The American system of awarding doctorates and producing professors is a mess. On that, the disparate voices on a high-powered MLA panel on reforming the Ph.D. agreed Monday night.
But the panelists offered widely discordant perspectives on what the biggest problems are and how to fix them. Their solutions included lowering the requirements and shortening the time it takes to earn a Ph.D., creating a federal "job corps" akin to the Work Projects Administration to put young Ph.D. recipients to work right out of graduate school, and, most radically, adopting a civil service approach in which new Ph.D. recipients, like firefighters and state troopers, would get tenure after a yearlong probationary period and then get regular raises over defined terms of service.
The session was equal parts history lesson, therapy session, and call to arms. It featured Louis Menand, the Anne T. and Robert M. Bass Professor of English and American Literature and Language at Harvard University and a staff writer at The New Yorker; Jeffrey J. Williams, professor of English at Carnegie Mellon University and editor of the minnesota review, and P. Marc Bousquet, associate professor of English at the University of Louisville and a veteran of the academic labor wars.
Menand focused most heavily on the attrition that marks the path to the humanities Ph.D. He joked, to knowing and nervous laughter in the audience, about a professor greeting a time-worn graduate student in the English department hallway with "Are you still here?," and noted that just a quarter of those who enter humanities doctoral programs end up with tenure.
"It takes three years to become a lawyer," he said. "It takes four years to become a doctor. You can get an M.D./Ph.D. in six years. It takes more than eight years to become an assistant professor in an English department. There is something wrong with this picture."

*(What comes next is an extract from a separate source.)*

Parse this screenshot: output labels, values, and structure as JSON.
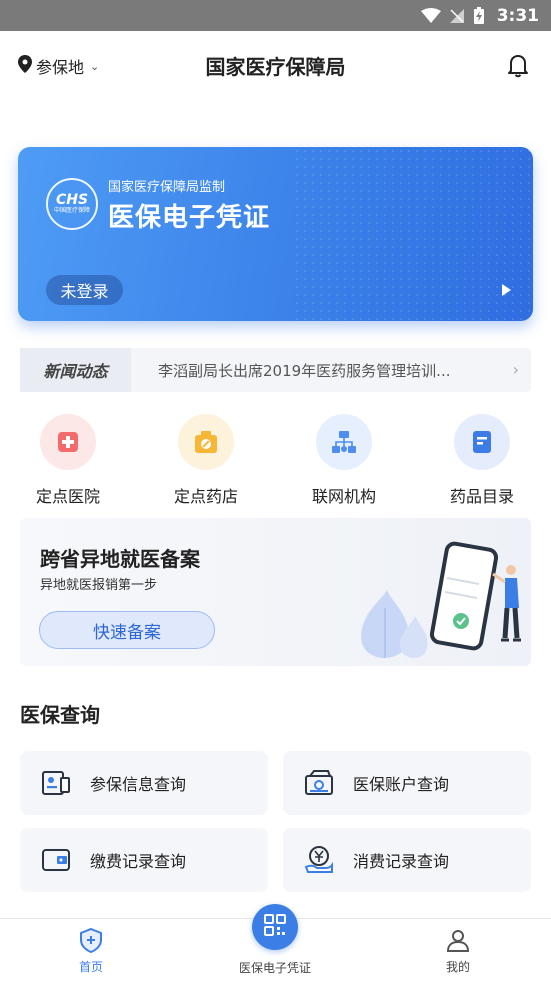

His solution: significantly cutting the research and teaching requirements of the Ph.D. -- by, say, requiring a graduate student in English to publish a single peer-reviewed article instead of a thesis. "Students are being way over-trained for the jobs available," he argued. "The argument that they need the training to be qualified to teach undergraduates is belied by the fact that they are already teaching undergraduates. And the idea that the doctoral thesis is a rigorous requirement is belied by the quality of most doctoral theses."
A New Deal for New Ph.D.'s
Williams zeroed in on a different part of the problem: the fact that the average Ph.D. recipient in the humanities is 40 years old and "as likely to be unemployed as to land a tenure track job."
A few departments offering postdocs won't do the trick, he argued -- "the problem needs to be solved across the profession, which means on a national level." Drawing parallels to the G.I. Bill and the National Health Service Corps, he proposed a "national Ph.D. Job Corps, or Academic Works Administration."
Under such a plan, Williams said, the federal government would sponsor two- to three-year service terms in which scholars would work as teaching fellows, mentoring instructors in school or community-college districts, or as visiting poets or scholars in schools, or as consulting researchers in governmental agencies. In exchange, they'd receive a modest stipend and loan forgiveness.
Such a program, he said, would "put our expertise to a wider public use, reaching those in remote or impoverished areas," and, conversely, "teach us what is useful, relevant, and needed in what we do, and what is not."
Compared to Menand's and Williams's proposals to remodel the Ph.D. system, Marc Bousquet wants to burn it down. He criticized colleges for "substituting student teachers or term workers" for traditional faculty members, and urged graduate students to unionize to protect their rights.
He also, though, suggested that higher education abandon its current system for training professors for a truer apprenticeship system on a civil service model that would include military-style pay grades.
He encouraged the audience to look at a Web site  about the pay of state police officers. Comparing their pay to humanities professors, he said, is instructive. Entry level state troopers earn about as much as nontenure-track instructors, he said, and a state trooper with 20 years' experience earns about as much as full tenured professors.
"It only takes a year to become a state trooper," he said.